The couple had planned to take another vacation trip to Rome this week, but they had to cancel after the city went on lockdown.

Now, all of Italy is on lockdown: It started with reduced travel between cities, a curfew, reduced hours for restaurants and pubs by early evening, and limiting access to supermarkets and pharmacies.

All restaurants, pubs, shops and spaces for social gatherings are now closed as well. And hospitals are overwhelmed by the load of new patients.

“It’s quite strange to think of my city in lockdown,” Balestrucci said. “It’s incredible.”

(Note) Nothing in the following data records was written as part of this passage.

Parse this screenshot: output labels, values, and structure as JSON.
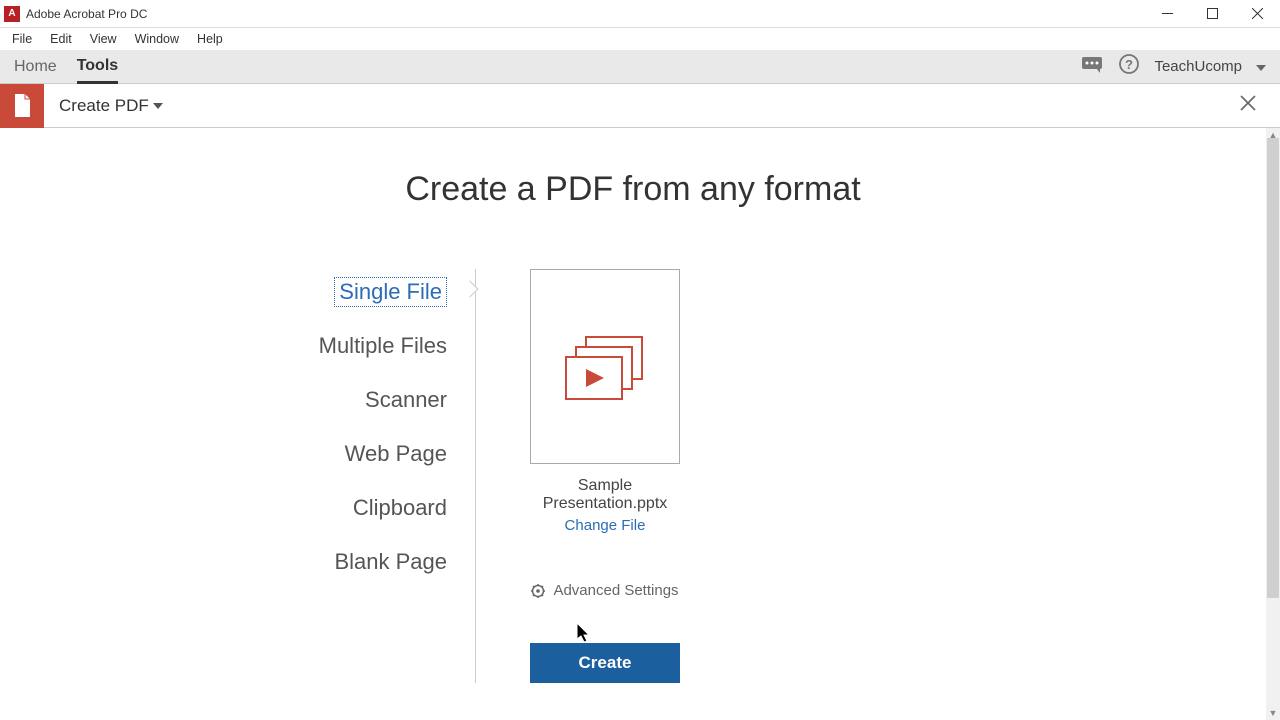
{
  "title": "Adobe Acrobat Pro DC",
  "menubar": [
    "File",
    "Edit",
    "View",
    "Window",
    "Help"
  ],
  "tabs": {
    "home": "Home",
    "tools": "Tools"
  },
  "account": {
    "user": "TeachUcomp"
  },
  "toolbar": {
    "label": "Create PDF"
  },
  "main": {
    "heading": "Create a PDF from any format",
    "options": [
      "Single File",
      "Multiple Files",
      "Scanner",
      "Web Page",
      "Clipboard",
      "Blank Page"
    ],
    "selected_file": "Sample Presentation.pptx",
    "change_file": "Change File",
    "advanced": "Advanced Settings",
    "create": "Create"
  }
}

Italians wear masks when they go out now, mostly because they get strange looks if they do not. Others are starting to experience cabin fever (here’s an example of how some people are entertaining themselves).

“It’s getting even more drastic in the past few days,” Geekie said. “They’re just like, nobody go outside unless you really, really need to.”

Mixed reactions across Europe

On the other hand, things are quite different in Germany. Country leaders encourage working from home where possible, and closing some schools where there have been confirmed cases, but otherwise things haven’t changed much.

“Italy, I think, probably realized a little too late how severe this thing is,” Geekie said. “The problem that we’re seeing is that in Germany, there’s this kind of awareness that things aren’t going well in Italy, (but) the measures are not anywhere near the same level of rigidness, I would say, that’s going on in Italy. They’re not as worried, or they’re waiting for something really bad to happen. It’s unclear.

“Because we have family in Italy, we’ve been very aware of how bad this could be, so that’s why we’re hanging out at home a lot, not going to bars anymore. We’re just trying to wait and see how this goes.”

The couple is also growing more and more worried about their family overseas and in other parts of Europe.

Balestrucci’s sister is in Sweden, where she was quarantined for two weeks because she had also just returned from Italy in early March. Meanwhile, her brother is in the United Kingdom, where access to healthcare is limited because he is a foreign national. Plus, he has hardly seen any noticeable policy changes to slow the spread of the virus — but flights are limited, so it’s difficult for him to leave the island.

“They all seem to be reacting in different ways; none of them seem to be predictable because the virus spreading is unpredictable,” Geekie said. “That’s been kind of nerve-wracking.”

‘The best and only way to make a change’

As they watch the situation evolve daily, and wait for changes, the couple turns toward the United States, especially where Geekie’s family lives in Shawnee.

“Reading the news from abroad, it’s frustrating seeing how this pandemic seems to be bringing all the problems and showing us the cracks in the system, and I can’t do anything about it,” Geekie said. “Everyone should be worried, because by being worried, you really reduce the effects and the growth (of the virus).”

While responses from government leaders may be mixed, the couple hopes that Americans will take the virus seriously and take actions to keep themselves safe and healthy.

“Social distancing seems like the best and only way to make a change,” Geekie said.

“Yeah, the earlier the better,” Balestrucci added. “A single person can make a difference.”